The second half of the fifth book has seen the elven army, led by Fel’annár, fight an invasion from the desert. Facing overwhelming odds, the tired and dwindling army is to return to the capital – which faces invasion from another side, led by the last and most-powerful Nim’uán, Gradón.
With the capital down to a skeleton crew of defenders, returning army just out of reach to arrive in time, and reinforcements from allies even further behind, the capital prepares for a siege. Just the same, a lot of space is given to the other side of the conflict, allowing us to see Gradón’s part of the story – his devastating landing and his plans for attacking the capital. The fact that a lot of space is given to both sides of the conflict is what stretches the book to quite an insane length – over 900 pages.
Just the same, there’s a lot of space given to the royal family – those who remain in the capital. The budding alliances and friendships (or more) started by some characters amidst of danger and how the individual members put their talents to use when preparing for the inevitable. In these times, the scheming of Draugolé (the most-dangerous captive) seems quite an orphaned plot line, though the remaining traitors do have a couple of scenes. These final loose ends in the form of three characters will be finished, though their end is a bit different than I expected (I won’t spoil this).
With some luck, part of Fel’annár’s army manages to reach the capital just before the attack – by which point, the book is still around 50% in. The idea of one battle taking around 450 pages did seem overwhelming, but it’s well executed – each stage has its place and purpose, and forces both sides to adjust. Small details and how some characters react to them are what made this feel like a truly living world.
The final sequence provides no shortage of emotional scenes – striving for redemption, desire to prove yourself, and heroic sacrifices. The final sequence after the battle ends, however, gives a hint that the author wants to go further into her world-building in the future, hinting that the elven reincarnation cycle and the domains of individual gods may be something to explore.
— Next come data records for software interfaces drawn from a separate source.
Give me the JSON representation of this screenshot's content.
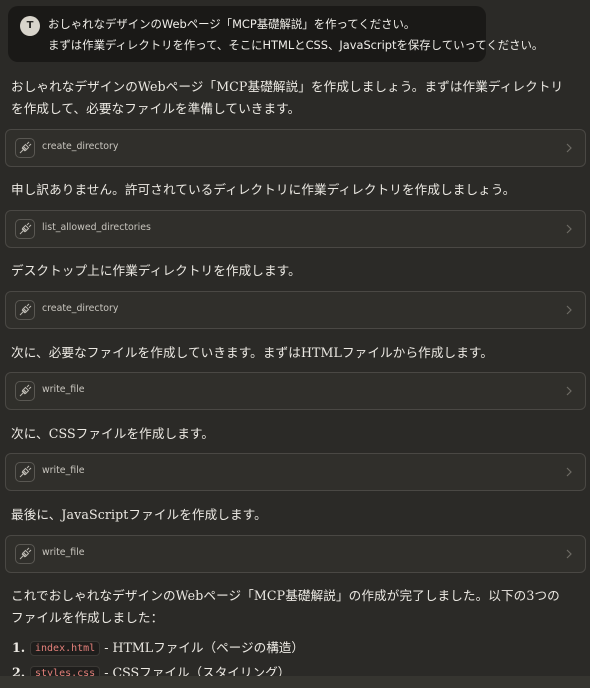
{
  "user_message": {
    "avatar_initial": "T",
    "line1": "おしゃれなデザインのWebページ「MCP基礎解説」を作ってください。",
    "line2": "まずは作業ディレクトリを作って、そこにHTMLとCSS、JavaScriptを保存していってください。"
  },
  "intro": {
    "line1": "おしゃれなデザインのWebページ「MCP基礎解説」を作成しましょう。まずは作業ディレクトリ",
    "line2": "を作成して、必要なファイルを準備していきます。"
  },
  "tools": [
    {
      "label": "create_directory"
    },
    {
      "label": "list_allowed_directories"
    },
    {
      "label": "create_directory"
    },
    {
      "label": "write_file"
    },
    {
      "label": "write_file"
    },
    {
      "label": "write_file"
    }
  ],
  "messages": [
    "申し訳ありません。許可されているディレクトリに作業ディレクトリを作成しましょう。",
    "デスクトップ上に作業ディレクトリを作成します。",
    "次に、必要なファイルを作成していきます。まずはHTMLファイルから作成します。",
    "次に、CSSファイルを作成します。",
    "最後に、JavaScriptファイルを作成します。"
  ],
  "conclusion": {
    "line1": "これでおしゃれなデザインのWebページ「MCP基礎解説」の作成が完了しました。以下の3つの",
    "line2": "ファイルを作成しました："
  },
  "file_list": [
    {
      "num": "1.",
      "file": "index.html",
      "desc": "- HTMLファイル（ページの構造）"
    },
    {
      "num": "2.",
      "file": "styles.css",
      "desc": "- CSSファイル（スタイリング）"
    }
  ]
}
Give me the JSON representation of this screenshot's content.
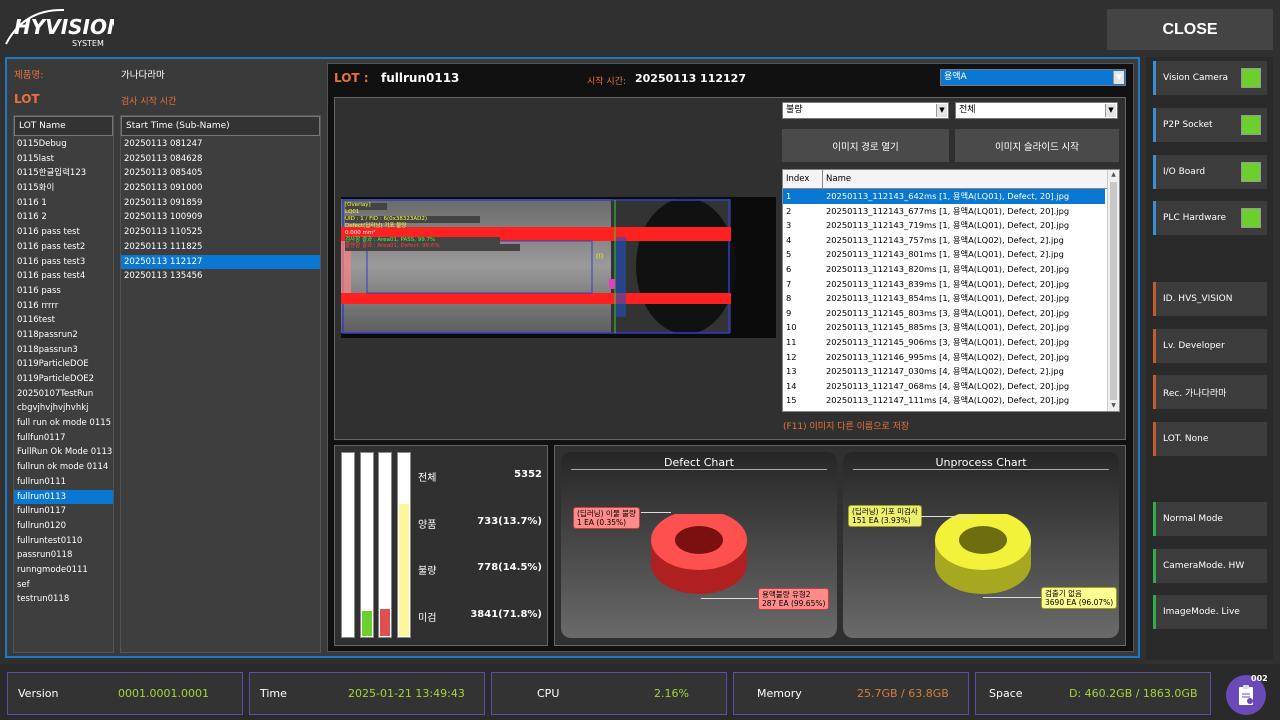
{
  "logo": {
    "main": "HYVISION",
    "sub": "SYSTEM"
  },
  "header": {
    "close_label": "CLOSE"
  },
  "product": {
    "label": "제품명:",
    "value": "가나다라마"
  },
  "lot_section": {
    "label": "LOT",
    "start_time_label": "검사 시작 시간"
  },
  "lot_list": {
    "header": "LOT Name",
    "items": [
      "0115Debug",
      "0115last",
      "0115한글입력123",
      "0115화이",
      "0116 1",
      "0116 2",
      "0116 pass test",
      "0116 pass test2",
      "0116 pass test3",
      "0116 pass test4",
      "0116 pass",
      "0116 rrrrr",
      "0116test",
      "0118passrun2",
      "0118passrun3",
      "0119ParticleDOE",
      "0119ParticleDOE2",
      "20250107TestRun",
      "cbgvjhvjhvjhvhkj",
      "full run ok mode 0115",
      "fullfun0117",
      "FullRun Ok Mode 0113",
      "fullrun ok mode 0114",
      "fullrun0111",
      "fullrun0113",
      "fullrun0117",
      "fullrun0120",
      "fullruntest0110",
      "passrun0118",
      "runngmode0111",
      "sef",
      "testrun0118"
    ],
    "selected_index": 24
  },
  "start_list": {
    "header": "Start Time (Sub-Name)",
    "items": [
      "20250113 081247",
      "20250113 084628",
      "20250113 085405",
      "20250113 091000",
      "20250113 091859",
      "20250113 100909",
      "20250113 110525",
      "20250113 111825",
      "20250113 112127",
      "20250113 135456"
    ],
    "selected_index": 8
  },
  "viewer": {
    "lot_label": "LOT :",
    "lot_value": "fullrun0113",
    "start_label": "시작 시간:",
    "start_value": "20250113 112127",
    "solution_select": "용액A",
    "filter_select": "불량",
    "filter2_select": "전체",
    "open_path_btn": "이미지 경로 열기",
    "slideshow_btn": "이미지 슬라이드 시작",
    "save_as_hint": "(F11) 이미지 다른 이름으로 저장",
    "overlay": [
      "[Overlay]",
      "LQ01",
      "UID : 1 / FID : 6(0x38323AD2)",
      "Defect(딥러닝) 기포 불량",
      "0.000 mm²",
      "검사항 결과 : Area01, PASS, 99.7%",
      "불량항 결과 : Area01, Defect, 99.6%"
    ],
    "cursor_marker": "(!)"
  },
  "file_table": {
    "headers": [
      "Index",
      "Name"
    ],
    "rows": [
      [
        "1",
        "20250113_112143_642ms [1, 용액A(LQ01), Defect, 20].jpg"
      ],
      [
        "2",
        "20250113_112143_677ms [1, 용액A(LQ01), Defect, 20].jpg"
      ],
      [
        "3",
        "20250113_112143_719ms [1, 용액A(LQ01), Defect, 20].jpg"
      ],
      [
        "4",
        "20250113_112143_757ms [1, 용액A(LQ02), Defect, 2].jpg"
      ],
      [
        "5",
        "20250113_112143_801ms [1, 용액A(LQ01), Defect, 2].jpg"
      ],
      [
        "6",
        "20250113_112143_820ms [1, 용액A(LQ01), Defect, 20].jpg"
      ],
      [
        "7",
        "20250113_112143_839ms [1, 용액A(LQ01), Defect, 20].jpg"
      ],
      [
        "8",
        "20250113_112143_854ms [1, 용액A(LQ01), Defect, 20].jpg"
      ],
      [
        "9",
        "20250113_112145_803ms [3, 용액A(LQ01), Defect, 20].jpg"
      ],
      [
        "10",
        "20250113_112145_885ms [3, 용액A(LQ01), Defect, 20].jpg"
      ],
      [
        "11",
        "20250113_112145_906ms [3, 용액A(LQ01), Defect, 20].jpg"
      ],
      [
        "12",
        "20250113_112146_995ms [4, 용액A(LQ02), Defect, 20].jpg"
      ],
      [
        "13",
        "20250113_112147_030ms [4, 용액A(LQ02), Defect, 2].jpg"
      ],
      [
        "14",
        "20250113_112147_068ms [4, 용액A(LQ02), Defect, 20].jpg"
      ],
      [
        "15",
        "20250113_112147_111ms [4, 용액A(LQ02), Defect, 20].jpg"
      ]
    ],
    "selected_index": 0
  },
  "stats": {
    "total_label": "전체",
    "total_value": "5352",
    "good_label": "양품",
    "good_value": "733(13.7%)",
    "bad_label": "불량",
    "bad_value": "778(14.5%)",
    "unprocessed_label": "미검",
    "unprocessed_value": "3841(71.8%)",
    "bars": [
      {
        "level": 0.0,
        "color": "#ffffff"
      },
      {
        "level": 0.137,
        "color": "#6ccf2e"
      },
      {
        "level": 0.145,
        "color": "#e05050"
      },
      {
        "level": 0.718,
        "color": "#fff59a"
      }
    ]
  },
  "defect_chart": {
    "title": "Defect Chart",
    "callout1_line1": "(딥러닝) 이물 불량",
    "callout1_line2": "1 EA (0.35%)",
    "callout2_line1": "용액불량 유형2",
    "callout2_line2": "287 EA (99.65%)",
    "color": "#ff4a4a"
  },
  "unprocess_chart": {
    "title": "Unprocess Chart",
    "callout1_line1": "(딥러닝) 기포 미검사",
    "callout1_line2": "151 EA (3.93%)",
    "callout2_line1": "검출기 없음",
    "callout2_line2": "3690 EA (96.07%)",
    "color": "#f2f23a"
  },
  "sidebar": {
    "devices": [
      {
        "label": "Vision Camera",
        "status_color": "#6ccf2e"
      },
      {
        "label": "P2P Socket",
        "status_color": "#6ccf2e"
      },
      {
        "label": "I/O Board",
        "status_color": "#6ccf2e"
      },
      {
        "label": "PLC Hardware",
        "status_color": "#6ccf2e"
      }
    ],
    "user_info": [
      "ID. HVS_VISION",
      "Lv. Developer",
      "Rec. 가나다라마",
      "LOT. None"
    ],
    "modes": [
      "Normal Mode",
      "CameraMode. HW",
      "ImageMode. Live"
    ]
  },
  "status_bar": {
    "version_label": "Version",
    "version_value": "0001.0001.0001",
    "time_label": "Time",
    "time_value": "2025-01-21  13:49:43",
    "cpu_label": "CPU",
    "cpu_value": "2.16%",
    "memory_label": "Memory",
    "memory_value": "25.7GB / 63.8GB",
    "space_label": "Space",
    "space_value": "D: 460.2GB / 1863.0GB",
    "badge_count": "002"
  }
}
That said, this book closes the series quite well, though the very last sequence did spark some further questions rather than provide answers.
In the end, this whole series was quite a ride – 6 books of some 5000 pages total. As with the first five, the main issue is with the not-so-strict PoV in this series which goes against the prevalent writing style I’ve encountered and which makes things a bit unclear at times. Despite that, it’s a story that I’ve enjoyed reading quite a lot and will have many fond memories of.